Robson fell on a new strategy. He knew, although would not have admitted so, that the SBC had very limited real control over BBC School Broadcasting. Actual programme making was the preserve of the school producers – whose proposals the Council almost always approved. The real value of the SBC was to legitimise the BBC in schools.
However the SBC also had a ‘Steering Committee’, which made decisions about overall policy, and in some ways had more power than the council. Access to this was controlled by the senior SBC staff, who had left it to Robson ‘to invite one of the DES representatives on the Council’ to serve on it. Robson rang Birchenough and invited him.
But Birchenough told Robson that he would not be allowed, and said confidentially, that he was
‘…somewhat unhappy about his position… and that he would not be able to accept a situation in which he was expected to act as the Minister’s Censor.’
Birchenough duly reported to Thatcher, who indeed refused him permission and sent Robson another official, Elliot, who made it clear that she wanted Forbes to join the Steering Committee.
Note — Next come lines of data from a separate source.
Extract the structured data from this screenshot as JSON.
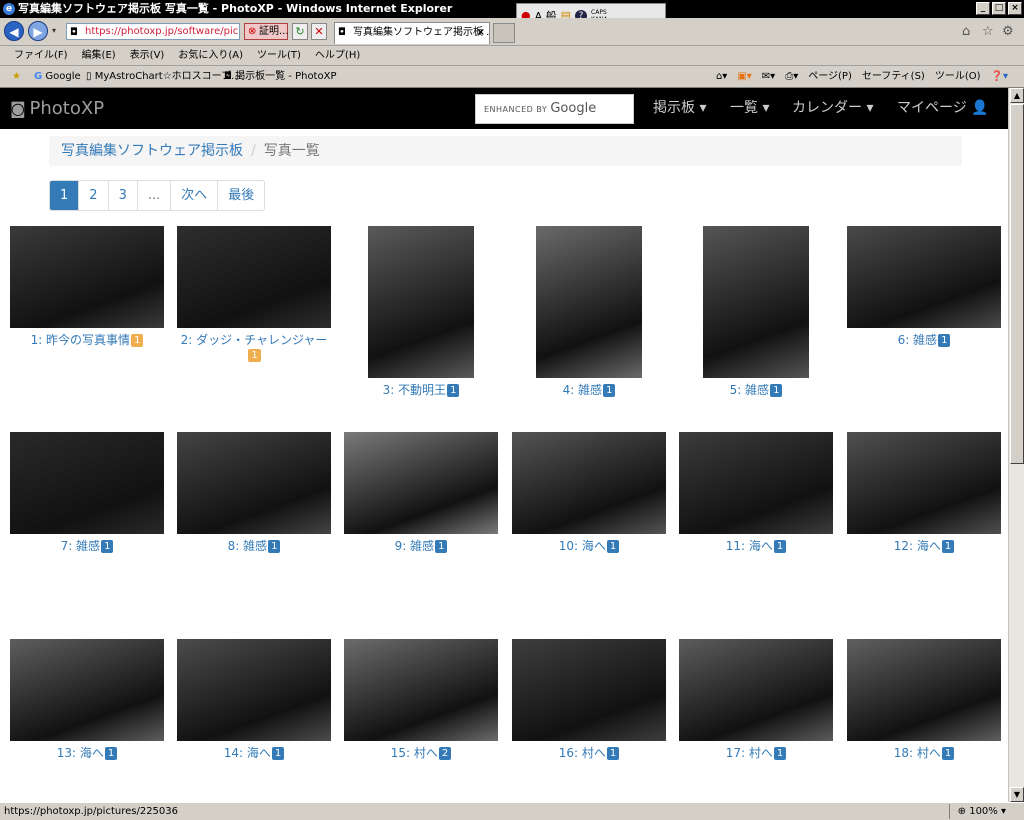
{
  "window": {
    "title": "写真編集ソフトウェア掲示板 写真一覧 - PhotoXP - Windows Internet Explorer",
    "ime_label": "A 般",
    "caps": "CAPS",
    "kana": "KANA"
  },
  "address": {
    "url": "https://photoxp.jp/software/pic",
    "cert": "証明...",
    "tab_title": "写真編集ソフトウェア掲示板 ..."
  },
  "menu": [
    "ファイル(F)",
    "編集(E)",
    "表示(V)",
    "お気に入り(A)",
    "ツール(T)",
    "ヘルプ(H)"
  ],
  "favorites": {
    "items": [
      "Google",
      "MyAstroChart☆ホロスコープ...",
      "掲示板一覧 - PhotoXP"
    ],
    "commands": [
      "ページ(P)",
      "セーフティ(S)",
      "ツール(O)"
    ]
  },
  "site": {
    "brand": "PhotoXP",
    "search_prefix": "ENHANCED BY",
    "search_brand": "Google",
    "nav": [
      "掲示板 ▾",
      "一覧 ▾",
      "カレンダー ▾",
      "マイページ 👤"
    ]
  },
  "breadcrumb": {
    "parent": "写真編集ソフトウェア掲示板",
    "sep": "/",
    "current": "写真一覧"
  },
  "pagination": [
    "1",
    "2",
    "3",
    "...",
    "次へ",
    "最後"
  ],
  "photos": [
    {
      "caption": "1: 昨今の写真事情",
      "count": "1",
      "badge_color": "#f0ad4e"
    },
    {
      "caption": "2: ダッジ・チャレンジャー",
      "count": "1",
      "badge_color": "#f0ad4e"
    },
    {
      "caption": "3: 不動明王",
      "count": "1",
      "badge_color": "#337ab7"
    },
    {
      "caption": "4: 雑感",
      "count": "1",
      "badge_color": "#337ab7"
    },
    {
      "caption": "5: 雑感",
      "count": "1",
      "badge_color": "#337ab7"
    },
    {
      "caption": "6: 雑感",
      "count": "1",
      "badge_color": "#337ab7"
    },
    {
      "caption": "7: 雑感",
      "count": "1",
      "badge_color": "#337ab7"
    },
    {
      "caption": "8: 雑感",
      "count": "1",
      "badge_color": "#337ab7"
    },
    {
      "caption": "9: 雑感",
      "count": "1",
      "badge_color": "#337ab7"
    },
    {
      "caption": "10: 海へ",
      "count": "1",
      "badge_color": "#337ab7"
    },
    {
      "caption": "11: 海へ",
      "count": "1",
      "badge_color": "#337ab7"
    },
    {
      "caption": "12: 海へ",
      "count": "1",
      "badge_color": "#337ab7"
    },
    {
      "caption": "13: 海へ",
      "count": "1",
      "badge_color": "#337ab7"
    },
    {
      "caption": "14: 海へ",
      "count": "1",
      "badge_color": "#337ab7"
    },
    {
      "caption": "15: 村へ",
      "count": "2",
      "badge_color": "#337ab7"
    },
    {
      "caption": "16: 村へ",
      "count": "1",
      "badge_color": "#337ab7"
    },
    {
      "caption": "17: 村へ",
      "count": "1",
      "badge_color": "#337ab7"
    },
    {
      "caption": "18: 村へ",
      "count": "1",
      "badge_color": "#337ab7"
    }
  ],
  "status": {
    "url": "https://photoxp.jp/pictures/225036",
    "zoom": "100%"
  }
}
Nevertheless, Robson was determined to resist – and still had room for manoeuvre.
Again swerving Forbes, he asked Mr. Wynne Lloyd to be on the Steering Committee, who was also an HMI on the SBC – but as an appointee of the Welsh SBC (Wales and Scotland had their own Councils). Technically he fitted the bill, as a ‘representative of the DES’ - but as a member of the Welsh Education Inspectorate, he was free from Thatcher’s control.
Forbes attended his first SBC meeting in December 1971, and was unimpressed. In a memo on the episode, Robson relates that Forbes afterwards took him aside to say;
‘…he thought Mrs. Thatcher had made it clear that she wished him to be put on the Steering Committee. He didn’t feel that he could serve any useful purpose on the Council which was ‘merely a rubber-stamping body’’.
Robson meets Forbes, 9 Dec 1971
The Minister is Placated
The Chairman (by then Elfed Thomas), Vice Chairman Lincoln Ralphs, and Robson later met Thatcher and her permanent secretary in February 1972, and cleared the air.
Margaret Thatcher as Secretary of State for Education and Science, 1970
Thatcher expressed the view that
‘…broadcasts were sometimes allowed to challenge the fundamental bases of society that should not be challenged.’
But apparently had little real knowledge of BBC School Broadcasting, and her objections were dealt with easily by Thomas and Ralphs. Their control over the Steering Committee was retained.
Thatcher meets the Chairman, Vice Chairman and Secretary of the SBC, 14 Feb 1972
The minutes of the two SBC meetings that Forbes attended do not record any contributions by him. In his memoir, A Divided Life, he refers to it as ‘an unwieldy body that pontificated at length and achieved very little.’
As for Thatcher, her memoir hints that Birchenough’s discomfort was shared by other DES staff, recalling of her time there that ‘I was not among friends.’
The relevant files in the BBC archives are testament to a remarkable, even over-confident resistance to government interference – and a time when BBC School Broadcasting was worth fighting for.
Steven Barclay is researching a PhD on the History of BBC School Broadcasting and Progressivism in Education, at the Communications and Media Research Institute (CAMRI) at the University of Westminster. He has worked as an editor of educational film. His current research explores the history of media policy, television and radio as a public service of education, educational media and publishing, and language and communication.